After going through the experience of installing an air conditioner, with considerable help from Team Emerick, I don’t recommend this project for everyone. If you don’t have help for the 90-pound lift to the roof, or lack electrical knowledge and/or skills, this is not something you should attempt. My first priority is always safety, and this installation has more than a few opportunities to get into trouble. If you’re at all in doubt, have a dealer do it.
I also caution that the installation instructions seem to assume that you have some experience with installing RV air conditioners. There were parts of the installation process that didn’t exactly jive with the paper instructions, or were vague.
The instructions also veered heavily from Airxcel’s YouTube video showing a Mach 8 install. The Mach 8 we installed not only looks different than the Mach 8 in the video, but it looks different than the Mach 8 in the instructions. Unless you’re the kind of person who can build an Ikea dresser in an hour without looking at the instructions, you’ve been warned.
On the flip side, we love the Coleman Mach 8 air conditioner. It’s exactly what we wanted and needed for hot weather camping. The low profile on the roof, low profile inside the camper, low weight, and high-efficiency make it a no-brainer.
Since the install, we have camped in hot weather on a number of occasions. From these experiences, we can report that the 9200 BTU Coleman Mach 8 is very well suited to keeping the camper comfortable when it’s in the high 80s to low 90s and humid.
On days that push into the upper 90s, we found the 9200 BTU unit would cool down the camper, but not to temperatures we would consider completely comfortable. That said, we don’t camp often in temperatures in the high 90s, and don’t expect miracles from a high-efficiency 9200 BTU roof top RV air conditioner.
If you need more cooling capacity, Coleman offers 13,500 BTU and 15,000 BTU versions of the low profile Coleman Mach 8. They are not as energy efficient as the 9,200 BTU version, but they will provide more cooling capacity when plugged into shore power or used with a suitable generator.
Our project camper is really coming along.

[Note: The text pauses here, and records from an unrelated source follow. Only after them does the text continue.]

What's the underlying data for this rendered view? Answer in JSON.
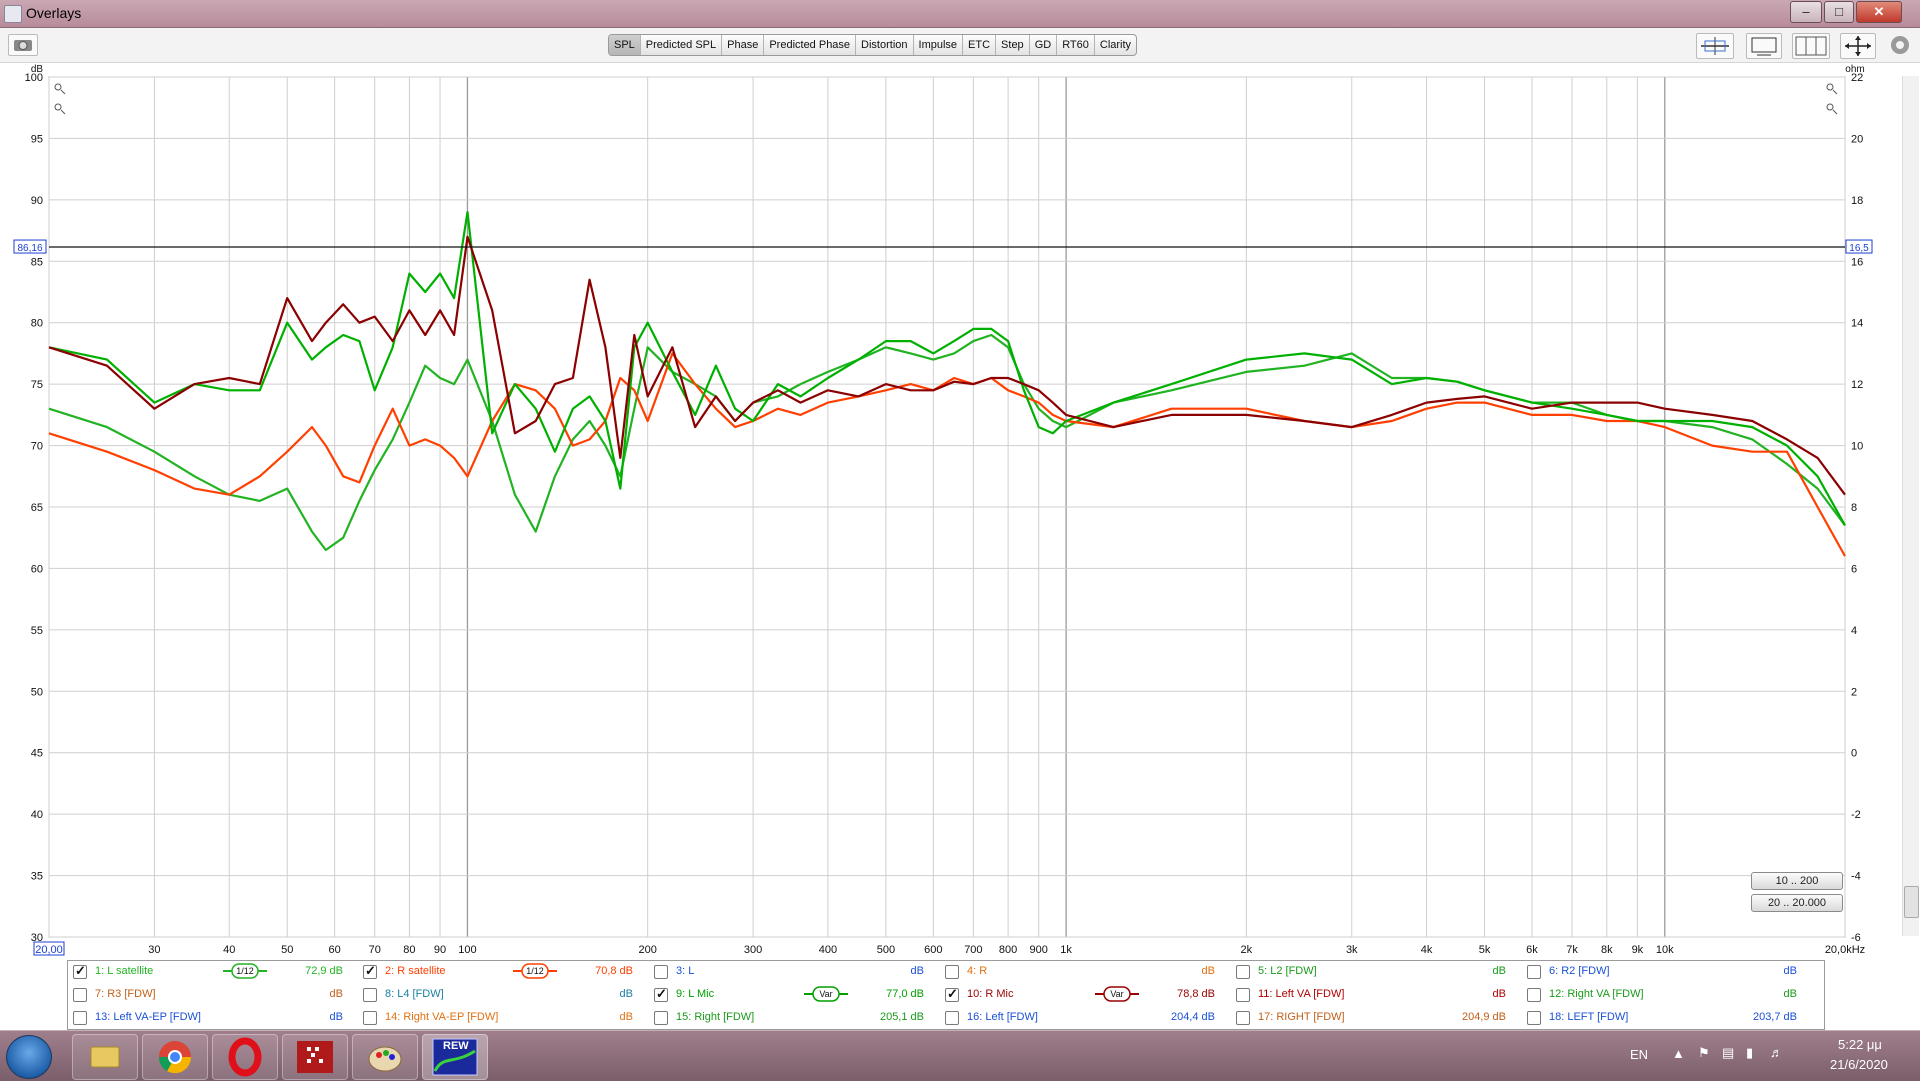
{
  "window": {
    "title": "Overlays",
    "minimize": "–",
    "maximize": "□",
    "close": "✕"
  },
  "toolbar": {
    "tabs": [
      "SPL",
      "Predicted SPL",
      "Phase",
      "Predicted Phase",
      "Distortion",
      "Impulse",
      "ETC",
      "Step",
      "GD",
      "RT60",
      "Clarity"
    ],
    "active_tab": "SPL",
    "icons": [
      "camera-icon",
      "zoom-limits-icon",
      "fit-window-icon",
      "grid-view-icon",
      "pan-arrows-icon",
      "gear-icon"
    ]
  },
  "chart_data": {
    "type": "line",
    "xscale": "log",
    "xlim": [
      20,
      20000
    ],
    "ylim": [
      30,
      100
    ],
    "y2lim": [
      -6,
      22
    ],
    "y2label": "ohm",
    "ylabel": "dB",
    "x_ticks": [
      "20,00",
      "30",
      "40",
      "50",
      "60",
      "70",
      "80",
      "90",
      "100",
      "200",
      "300",
      "400",
      "500",
      "600",
      "700",
      "800",
      "900",
      "1k",
      "2k",
      "3k",
      "4k",
      "5k",
      "6k",
      "7k",
      "8k",
      "9k",
      "10k",
      "20,0kHz"
    ],
    "y_ticks": [
      "100",
      "95",
      "90",
      "85",
      "80",
      "75",
      "70",
      "65",
      "60",
      "55",
      "50",
      "45",
      "40",
      "35",
      "30"
    ],
    "y2_ticks": [
      "22",
      "20",
      "18",
      "16",
      "14",
      "12",
      "10",
      "8",
      "6",
      "4",
      "2",
      "0",
      "-2",
      "-4",
      "-6"
    ],
    "cursor": {
      "y_label": "86,16",
      "y2_label": "16,5",
      "y_value": 86.16
    },
    "grid": true,
    "series": [
      {
        "name": "1: L satellite",
        "color": "#22b322",
        "x": [
          20,
          25,
          30,
          35,
          40,
          45,
          50,
          55,
          58,
          62,
          66,
          70,
          75,
          80,
          85,
          90,
          95,
          100,
          110,
          120,
          130,
          140,
          150,
          160,
          170,
          180,
          190,
          200,
          220,
          240,
          260,
          280,
          300,
          330,
          360,
          400,
          450,
          500,
          550,
          600,
          650,
          700,
          750,
          800,
          850,
          900,
          950,
          1000,
          1200,
          1500,
          2000,
          2500,
          3000,
          3500,
          4000,
          4500,
          5000,
          6000,
          7000,
          8000,
          9000,
          10000,
          12000,
          14000,
          16000,
          18000,
          20000
        ],
        "y": [
          73,
          71.5,
          69.5,
          67.5,
          66,
          65.5,
          66.5,
          63,
          61.5,
          62.5,
          65.5,
          68,
          70.5,
          73.5,
          76.5,
          75.5,
          75,
          77,
          72,
          66,
          63,
          67.5,
          70.5,
          72,
          70,
          67.5,
          73,
          78,
          76,
          75,
          74,
          72,
          73.5,
          74,
          75,
          76,
          77,
          78,
          77.5,
          77,
          77.5,
          78.5,
          79,
          78,
          75,
          73,
          72,
          71.5,
          73.5,
          74.5,
          76,
          76.5,
          77.5,
          75.5,
          75.5,
          75.2,
          74.5,
          73.5,
          73.5,
          72.5,
          72,
          72,
          71.5,
          70.5,
          68.5,
          66.5,
          63.5
        ]
      },
      {
        "name": "2: R satellite",
        "color": "#ff4000",
        "x": [
          20,
          25,
          30,
          35,
          40,
          45,
          50,
          55,
          58,
          62,
          66,
          70,
          75,
          80,
          85,
          90,
          95,
          100,
          110,
          120,
          130,
          140,
          150,
          160,
          170,
          180,
          190,
          200,
          220,
          240,
          260,
          280,
          300,
          330,
          360,
          400,
          450,
          500,
          550,
          600,
          650,
          700,
          750,
          800,
          850,
          900,
          950,
          1000,
          1200,
          1500,
          2000,
          2500,
          3000,
          3500,
          4000,
          4500,
          5000,
          6000,
          7000,
          8000,
          9000,
          10000,
          12000,
          14000,
          16000,
          18000,
          20000
        ],
        "y": [
          71,
          69.5,
          68,
          66.5,
          66,
          67.5,
          69.5,
          71.5,
          70,
          67.5,
          67,
          70,
          73,
          70,
          70.5,
          70,
          69,
          67.5,
          72,
          75,
          74.5,
          73,
          70,
          70.5,
          72,
          75.5,
          74.5,
          72,
          77.5,
          75,
          73,
          71.5,
          72,
          73,
          72.5,
          73.5,
          74,
          74.5,
          75,
          74.5,
          75.5,
          75,
          75.5,
          74.5,
          74,
          73.5,
          72.5,
          72,
          71.5,
          73,
          73,
          72,
          71.5,
          72,
          73,
          73.5,
          73.5,
          72.5,
          72.5,
          72,
          72,
          71.5,
          70,
          69.5,
          69.5,
          65,
          61
        ]
      },
      {
        "name": "9: L Mic",
        "color": "#00b000",
        "x": [
          20,
          25,
          30,
          35,
          40,
          45,
          50,
          55,
          58,
          62,
          66,
          70,
          75,
          80,
          85,
          90,
          95,
          100,
          110,
          120,
          130,
          140,
          150,
          160,
          170,
          180,
          190,
          200,
          220,
          240,
          260,
          280,
          300,
          330,
          360,
          400,
          450,
          500,
          550,
          600,
          650,
          700,
          750,
          800,
          850,
          900,
          950,
          1000,
          1200,
          1500,
          2000,
          2500,
          3000,
          3500,
          4000,
          4500,
          5000,
          6000,
          7000,
          8000,
          9000,
          10000,
          12000,
          14000,
          16000,
          18000,
          20000
        ],
        "y": [
          78,
          77,
          73.5,
          75,
          74.5,
          74.5,
          80,
          77,
          78,
          79,
          78.5,
          74.5,
          78,
          84,
          82.5,
          84,
          82,
          89,
          71,
          75,
          73,
          69.5,
          73,
          74,
          72,
          66.5,
          78,
          80,
          76,
          72.5,
          76.5,
          73,
          72,
          75,
          74,
          75.5,
          77,
          78.5,
          78.5,
          77.5,
          78.5,
          79.5,
          79.5,
          78.5,
          74.5,
          71.5,
          71,
          72,
          73.5,
          75,
          77,
          77.5,
          77,
          75,
          75.5,
          75.2,
          74.5,
          73.5,
          73,
          72.5,
          72,
          72,
          72,
          71.5,
          70,
          67.5,
          63.5
        ]
      },
      {
        "name": "10: R Mic",
        "color": "#8b0000",
        "x": [
          20,
          25,
          30,
          35,
          40,
          45,
          50,
          55,
          58,
          62,
          66,
          70,
          75,
          80,
          85,
          90,
          95,
          100,
          110,
          120,
          130,
          140,
          150,
          160,
          170,
          180,
          190,
          200,
          220,
          240,
          260,
          280,
          300,
          330,
          360,
          400,
          450,
          500,
          550,
          600,
          650,
          700,
          750,
          800,
          850,
          900,
          950,
          1000,
          1200,
          1500,
          2000,
          2500,
          3000,
          3500,
          4000,
          4500,
          5000,
          6000,
          7000,
          8000,
          9000,
          10000,
          12000,
          14000,
          16000,
          18000,
          20000
        ],
        "y": [
          78,
          76.5,
          73,
          75,
          75.5,
          75,
          82,
          78.5,
          80,
          81.5,
          80,
          80.5,
          78.5,
          81,
          79,
          81,
          79,
          87,
          81,
          71,
          72,
          75,
          75.5,
          83.5,
          78,
          69,
          79,
          74,
          78,
          71.5,
          74,
          72,
          73.5,
          74.5,
          73.5,
          74.5,
          74,
          75,
          74.5,
          74.5,
          75.2,
          75,
          75.5,
          75.5,
          75,
          74.5,
          73.5,
          72.5,
          71.5,
          72.5,
          72.5,
          72,
          71.5,
          72.5,
          73.5,
          73.8,
          74,
          73,
          73.5,
          73.5,
          73.5,
          73,
          72.5,
          72,
          70.5,
          69,
          66
        ]
      }
    ]
  },
  "legend": {
    "items": [
      {
        "label": "1: L satellite",
        "value": "72,9 dB",
        "checked": true,
        "color": "#22b322",
        "smoothing": "1/12"
      },
      {
        "label": "2: R satellite",
        "value": "70,8 dB",
        "checked": true,
        "color": "#ff4000",
        "smoothing": "1/12"
      },
      {
        "label": "3: L",
        "value": "dB",
        "checked": false,
        "color": "#1a4fd6"
      },
      {
        "label": "4: R",
        "value": "dB",
        "checked": false,
        "color": "#e07010"
      },
      {
        "label": "5: L2 [FDW]",
        "value": "dB",
        "checked": false,
        "color": "#1a9a1a"
      },
      {
        "label": "6: R2 [FDW]",
        "value": "dB",
        "checked": false,
        "color": "#1a4fd6"
      },
      {
        "label": "7: R3 [FDW]",
        "value": "dB",
        "checked": false,
        "color": "#c0601a"
      },
      {
        "label": "8: L4 [FDW]",
        "value": "dB",
        "checked": false,
        "color": "#1a7fa0"
      },
      {
        "label": "9: L Mic",
        "value": "77,0 dB",
        "checked": true,
        "color": "#00a000",
        "smoothing": "Var"
      },
      {
        "label": "10: R Mic",
        "value": "78,8 dB",
        "checked": true,
        "color": "#9a0000",
        "smoothing": "Var"
      },
      {
        "label": "11: Left VA [FDW]",
        "value": "dB",
        "checked": false,
        "color": "#b00000"
      },
      {
        "label": "12: Right VA [FDW]",
        "value": "dB",
        "checked": false,
        "color": "#1a9a1a"
      },
      {
        "label": "13: Left VA-EP [FDW]",
        "value": "dB",
        "checked": false,
        "color": "#1a4fd6"
      },
      {
        "label": "14: Right VA-EP [FDW]",
        "value": "dB",
        "checked": false,
        "color": "#e07010"
      },
      {
        "label": "15: Right [FDW]",
        "value": "205,1 dB",
        "checked": false,
        "color": "#1a9a1a"
      },
      {
        "label": "16: Left [FDW]",
        "value": "204,4 dB",
        "checked": false,
        "color": "#1a4fd6"
      },
      {
        "label": "17: RIGHT [FDW]",
        "value": "204,9 dB",
        "checked": false,
        "color": "#c0601a"
      },
      {
        "label": "18: LEFT [FDW]",
        "value": "203,7 dB",
        "checked": false,
        "color": "#1a4fd6"
      }
    ]
  },
  "zoom_presets": [
    "10 .. 200",
    "20 .. 20.000"
  ],
  "taskbar": {
    "apps": [
      "windows-explorer",
      "chrome",
      "opera",
      "app-red",
      "paint",
      "REW"
    ],
    "rew_label": "REW",
    "language": "EN",
    "time": "5:22 μμ",
    "date": "21/6/2020"
  }
}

We still need to replace the eleven year old water heater and water pump, and figure out what to do about some de-lamination, but it’s getting there.
It’s also good to know more about the systems in our camper. For example, should something go wrong with our air conditioner, we would know a few places to check before we called a technician. Beyond just extending the quality of our truck camping experience, that knowledge, and our ability to share it with you, is what this whole project camper is about.